Disclosure: I received a free copy of Murderous Minds from publisher Pegasus Books, LLC, but was not compensated for discussing/reviewing it. My thoughts on the book are my own.
Have you seen a movie or television show featuring a serial killer or heard about a school shooting and thought, “That guy’s a psychopath”? To many this is a correct assessment: if you behave in a psychotic manner, obviously you’re a psychopath.
Unfortunately it’s not that easy.
Turns out there’s a difference between “psychotic” and “psychopath”; those with psychopathic features or tendencies don’t always become psychopaths; and there’s a difference between a psychopath and a criminal psychopath. And not everyone agrees which word or phrase means what.
Recent advances in technology have given neuroscientists more detailed ways than ever before to study the brains of psychopaths, but not have reached a consensus as to which part(s) of the brain are involved in psychopathy, whether it’s caused by nature or nurture (or both), or which treatment options are best.
The value of being able to identify psychopaths using fact-based science is incalculable, but have we considered the implications of doing so?
Murderous Minds: Exploring the Criminal Psychopathic Brain: Neurological Imaging and the Manifestation of Evil is a deep dive by neuroscientist Dean Haycock into the world of psychopathy research and treatment.
Quite the head-spinner
Although the forward of Murderous Minds praises Haycock for rendering his book’s complex subject matter “readily digestible,” it’s clear why “for everyone” was not added to the end of that thought.
I had to read more slowly and deliberately than I usually do, and muscled through a lot of complicated information; I can’t imagine reading about this same topic on the higher level to which Haycock is undoubtedly more accustomed to writing.
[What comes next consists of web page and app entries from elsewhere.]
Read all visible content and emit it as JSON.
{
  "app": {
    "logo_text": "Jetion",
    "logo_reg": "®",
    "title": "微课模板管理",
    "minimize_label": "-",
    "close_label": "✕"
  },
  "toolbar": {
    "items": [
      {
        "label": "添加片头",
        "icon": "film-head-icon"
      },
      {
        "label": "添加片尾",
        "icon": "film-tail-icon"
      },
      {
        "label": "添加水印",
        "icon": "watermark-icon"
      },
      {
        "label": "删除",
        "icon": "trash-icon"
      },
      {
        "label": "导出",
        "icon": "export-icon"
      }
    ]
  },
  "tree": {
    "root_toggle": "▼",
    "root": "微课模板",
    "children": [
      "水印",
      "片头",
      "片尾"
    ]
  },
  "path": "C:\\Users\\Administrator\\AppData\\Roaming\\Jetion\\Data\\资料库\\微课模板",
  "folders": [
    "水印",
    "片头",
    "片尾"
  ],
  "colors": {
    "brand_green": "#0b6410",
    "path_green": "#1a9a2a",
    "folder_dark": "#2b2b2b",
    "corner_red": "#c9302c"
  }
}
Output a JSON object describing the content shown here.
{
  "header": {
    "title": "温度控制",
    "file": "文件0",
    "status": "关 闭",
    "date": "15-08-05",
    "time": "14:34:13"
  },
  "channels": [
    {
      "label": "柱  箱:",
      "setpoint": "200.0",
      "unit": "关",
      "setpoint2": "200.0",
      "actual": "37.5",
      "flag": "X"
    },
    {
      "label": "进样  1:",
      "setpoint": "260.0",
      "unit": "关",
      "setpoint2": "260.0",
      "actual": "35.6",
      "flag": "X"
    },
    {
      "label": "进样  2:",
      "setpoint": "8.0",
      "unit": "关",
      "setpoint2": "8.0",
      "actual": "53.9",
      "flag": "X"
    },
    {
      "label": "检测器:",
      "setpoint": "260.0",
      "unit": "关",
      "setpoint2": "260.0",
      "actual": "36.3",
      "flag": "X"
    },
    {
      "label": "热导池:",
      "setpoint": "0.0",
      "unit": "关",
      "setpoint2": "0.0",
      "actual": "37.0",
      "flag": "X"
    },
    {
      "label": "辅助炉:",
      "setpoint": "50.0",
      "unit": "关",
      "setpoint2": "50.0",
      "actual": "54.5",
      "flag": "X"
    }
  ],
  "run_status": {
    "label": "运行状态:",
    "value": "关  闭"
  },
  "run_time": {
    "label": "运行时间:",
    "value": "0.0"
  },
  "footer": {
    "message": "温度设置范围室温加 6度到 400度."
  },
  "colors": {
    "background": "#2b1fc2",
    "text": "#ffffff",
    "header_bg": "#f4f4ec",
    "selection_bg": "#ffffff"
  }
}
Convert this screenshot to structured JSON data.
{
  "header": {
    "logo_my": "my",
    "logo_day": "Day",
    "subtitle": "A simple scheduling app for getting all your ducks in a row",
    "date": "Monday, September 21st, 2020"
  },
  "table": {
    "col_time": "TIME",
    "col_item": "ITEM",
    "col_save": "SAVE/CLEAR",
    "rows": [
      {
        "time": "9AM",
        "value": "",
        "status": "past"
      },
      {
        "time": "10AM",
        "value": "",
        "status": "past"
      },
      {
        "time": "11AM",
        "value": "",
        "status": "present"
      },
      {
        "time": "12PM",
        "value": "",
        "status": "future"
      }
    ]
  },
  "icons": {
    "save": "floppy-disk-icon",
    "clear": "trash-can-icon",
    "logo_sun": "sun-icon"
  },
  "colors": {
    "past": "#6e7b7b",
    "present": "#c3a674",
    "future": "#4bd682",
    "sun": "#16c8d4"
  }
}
It’s not easy reading, but it’s good. Haycock mixes in just enough real-world examples and plain language to make the challenge interesting instead of frustrating.
Definitions aren’t easy
Turns out the medical community hasn’t quite settled on the definition and characteristics of psychopathy, or even what causes it. In typical scientific fashion there’s a lot of this kind of thing going on:
It is not yet possible to prove a direct, one-to-one association of brain abnormalities to psychopathy in the same way that a blocked artery is recognized as the direct cause of a heart attack or stroke. It is possible to say, however, that brain abnormalities, and not just sociocultural influences, can play a major role in psychopathy.
Throughout the book Haycock focus on study after study, each showing that a different part or parts of the brain are affected by, caused by, or even cause psychopathy.
He also bursts a couple bubbles blown up by the media, who in their attempts to simplify the science for mainstream audiences have misrepresented the findings.
Is there a reason for psychopathy?
I’ve written before about evolutionary psychology, one of my favorite college psychology class topics. I didn’t expect it to make an appearance in Murderous Minds.
In chapter 11 Haycock ponders whether there might be an evolutionary advantage to psychopathy; if it was incongruent with humanity, according to the theory, it would have died out eons ago.
But it’s still around, even at the small rates of today. Could there be an evolutionary advantage to being a psychopath?
[A psychopath’s] unique genes…including any that might predispose him and his offspring to traits of self-interest, lack of altruism, and lack of empathy, are safe for the time being…With the human species facing extinction as it did around this time, with the human gene pool shrunk by the loss of thousands of its members due to environmental change, behavior motivated by self-interest might have a survival advantage.
Haycock also take this theory into future apocalyptic scenarios, concluding that in an end-of-the-world scenario, “psychopaths may survive better than those of us with a conscience.”
So…are you a psychopath?
Probably not. At least not a successful criminal psychopath, or a psychopath on the level of Eric Harris or Brian Dugan.
You could certainly develop psychopathy-like traits as the result of traumatic brain injury (heard of Phineas Gage?), but generally if you make it to adulthood with your empathy intact you’re probably in the clear.
That said, research indicates that one in 100 people is a psychopath. Check 99 friends and acquaintances; if they’re all fine it’s probably you.